A large part of the course will be devoted to identifying both broad and detailed distinctions within the larger groups of plain commercial bindings, and to the possibilities of identifying the work of different countries, cities, even workshops, without reference to finishing tools. We will examine identification and significance of the different materials used in bookbinding, along with the classification of bookbindings by structural type, and how these types developed over the period. There will also be some discussion of how binding decoration evolved.

The course consists of ten 90-minute sessions with PowerPoint presentations (over 800 images will be shown). Actual examples of bindings will be shown in the afternoon sessions in a variety of historic collections.

Course Fees

The School costs £350 per week. Participants can apply to do either one or both weeks.

Please note that course fees cover tuition only. Participants are responsible for arranging their own travel, accommodation, meals etc. during the School.

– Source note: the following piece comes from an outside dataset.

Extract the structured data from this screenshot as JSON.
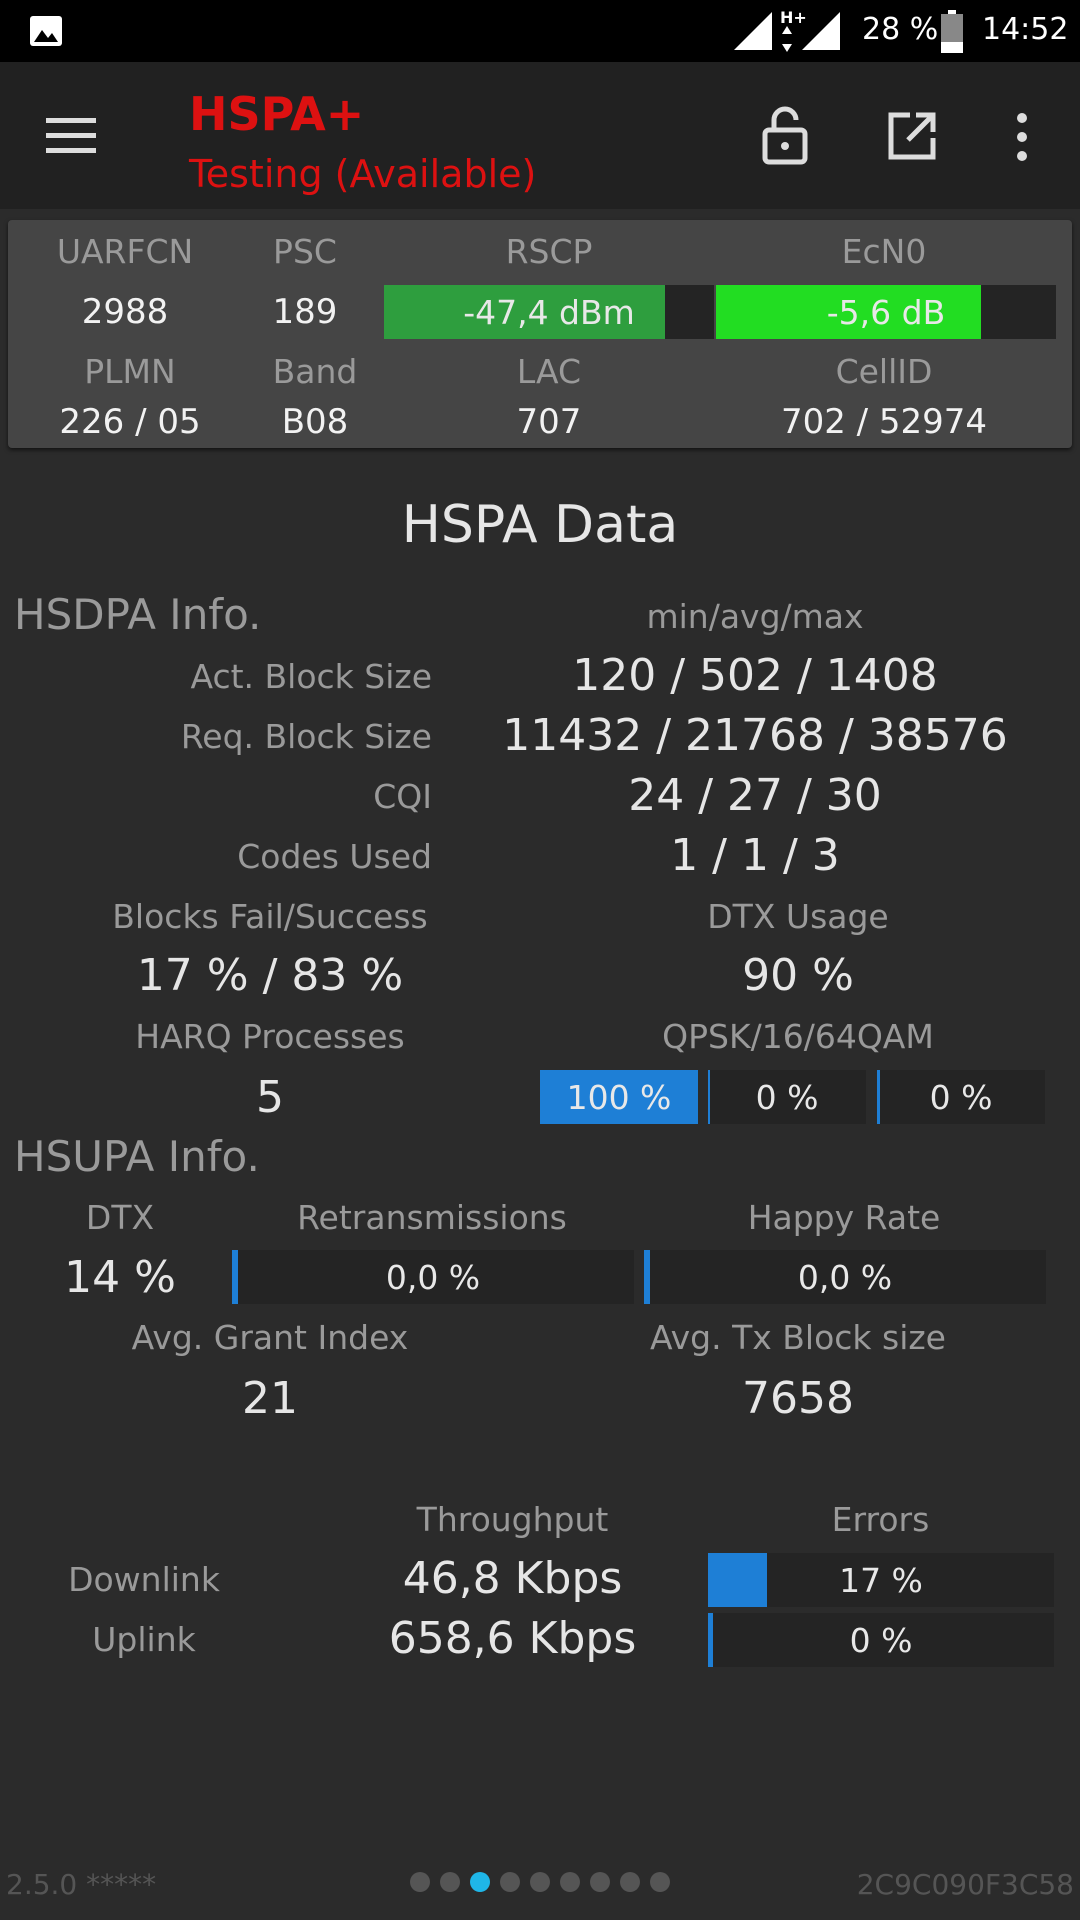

About the Norwich Cathedral Library collection

The Cathedral’s book collection was dispersed after the Reformation and a library was reformed from the latter part of the seventeenth century, the collection being developed largely through donation. It now numbers around 8,000 printed volumes including nine titles printed before 1501 and around 1,000 from each of the sixteenth and seventeenth centuries. There are imprints from England and from around the continent. Little rebinding work has been done since the books were added to the Cathedral’s collections and so a variety of binding styles and materials are in evidence. In addition to its own book collections, the Cathedral also holds on deposit liturgical books from parishes of the Diocese of Norwich. The largest single collection is around 300 volumes from Swaffham, which began as the private library of the Spelman family and was then rehoused in the upper room of the south porch of the church. This collection includes a number of early books, some in original bindings. The next largest collection is that of the parish of Great Yarmouth, around 160 volumes, many of which date from the sixteenth and seventeenth centuries. Whilst one wealthy parish (St Peter Mancroft) rebound most of its books, others did little more that rudimentary repairs in order to keep bindings functional. Manuscript pastedowns are in evidence throughout the collection.

About Ligatus Research Centre (University of the Arts London)

Ligatus is a research centre of the University of the Arts London (UAL) with particular interest in the history of bookbinding, book conservation, archiving and the application of digital technology to the exploration and exploitation of these fields. Ligatus’s main research projects currently include the conservation of the books in the library of St. Catherine’s Monastery on Mount Sinai and the development of the Language of Bindings (LoB) thesaurus of bookbinding terms.